By GENE STOUT
Most of us drive what we drive.
There are plenty of modern-day transportation modules to get us from point A to point B in reasonable comfort and with at least some degree of pride.
Then there are cars that inspire, or simply scream, “Wow!” And many of them are from the distant past — the era of The Great Gatsby or Clark Gable or Princess Grace. Cars with opulent custom body work and amazing pedigree.
Dozens of such vintage cars gathered at the 10th annual US Bank Kirkland Concours d’Elegance Sunday, Sept. 9, at LeMay – America’s Car Museum in Tacoma.
It was the first time in the Concours’ decade-long history that the show was held at the LeMay Museum, which officially opened in June.
About 2,500 attended at about $30 a person, with a portion of the proceeds going to Seattle Children’s Hospital.
There are plenty of community car shows in the Northwest in the summer months, but none as prestigious as this.
A gorgeous, jet-black 1933 Marmon V-16 convertible coupe won best of show and two other awards at the event on the sprawling show field at LeMay.
Emcee Edward Herrman — the Emmy-nominated actor known for his portrayal of Franklin D. Roosevelt on TV, as well as a narrator on the History Channel — described the Marmon, owned by Aaron Weiss, as “an elegant and beautiful example of American coachwork and engineering,” an understatement for a car so stunning.
The Marmon also won the People’s Choice award and came in first in the Classic Car Club of America (early) class.
Other prize winners and special display vehicles included a 1919 McFarlan Type 127 Touring, 1949 Buick Super convertible, 1947 Ferrari 166 Spyder Corsa, 1960 AC Ace Bristol, 1935 Buick 96S Sport Coupe, 1933 Chrysler C.L. Phaeton (LeBaron) and a 1928 Auburn Speedster.
The 1919 McFarlan, by the way, was originally owned by silent film star Wallace “Wally” Reid.
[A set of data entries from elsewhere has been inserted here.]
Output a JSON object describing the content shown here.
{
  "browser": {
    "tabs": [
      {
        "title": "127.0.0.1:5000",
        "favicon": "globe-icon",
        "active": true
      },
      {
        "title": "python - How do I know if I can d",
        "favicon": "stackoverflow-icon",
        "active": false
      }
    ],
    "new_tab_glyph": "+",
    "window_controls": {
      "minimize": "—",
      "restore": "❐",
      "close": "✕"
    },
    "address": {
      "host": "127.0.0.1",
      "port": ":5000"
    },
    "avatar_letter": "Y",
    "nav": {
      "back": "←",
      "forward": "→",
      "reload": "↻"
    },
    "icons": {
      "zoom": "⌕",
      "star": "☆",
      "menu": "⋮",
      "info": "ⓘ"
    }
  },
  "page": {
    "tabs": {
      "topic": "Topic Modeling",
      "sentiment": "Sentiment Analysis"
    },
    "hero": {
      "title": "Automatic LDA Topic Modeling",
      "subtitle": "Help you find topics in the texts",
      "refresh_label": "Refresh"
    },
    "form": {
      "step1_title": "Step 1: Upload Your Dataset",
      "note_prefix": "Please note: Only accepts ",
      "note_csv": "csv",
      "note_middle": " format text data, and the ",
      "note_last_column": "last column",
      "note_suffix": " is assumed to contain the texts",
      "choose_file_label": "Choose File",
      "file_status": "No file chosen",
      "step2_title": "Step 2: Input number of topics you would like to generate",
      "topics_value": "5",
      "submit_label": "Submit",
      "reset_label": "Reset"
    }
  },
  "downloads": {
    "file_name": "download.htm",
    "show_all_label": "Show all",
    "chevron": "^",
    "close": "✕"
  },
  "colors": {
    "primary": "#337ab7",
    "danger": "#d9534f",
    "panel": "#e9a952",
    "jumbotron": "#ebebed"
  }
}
The car is owned by the Fountainhead Museum of Fairbanks, Alaska.
In addition to vintage cars, the show included such historic hydroplanes as the Miss Tempo VI, Slo-mo-shun V and the Miss Century 21/Miss Thriftway, a four-time Gold Cup champion in the late ’50s and early ’60s.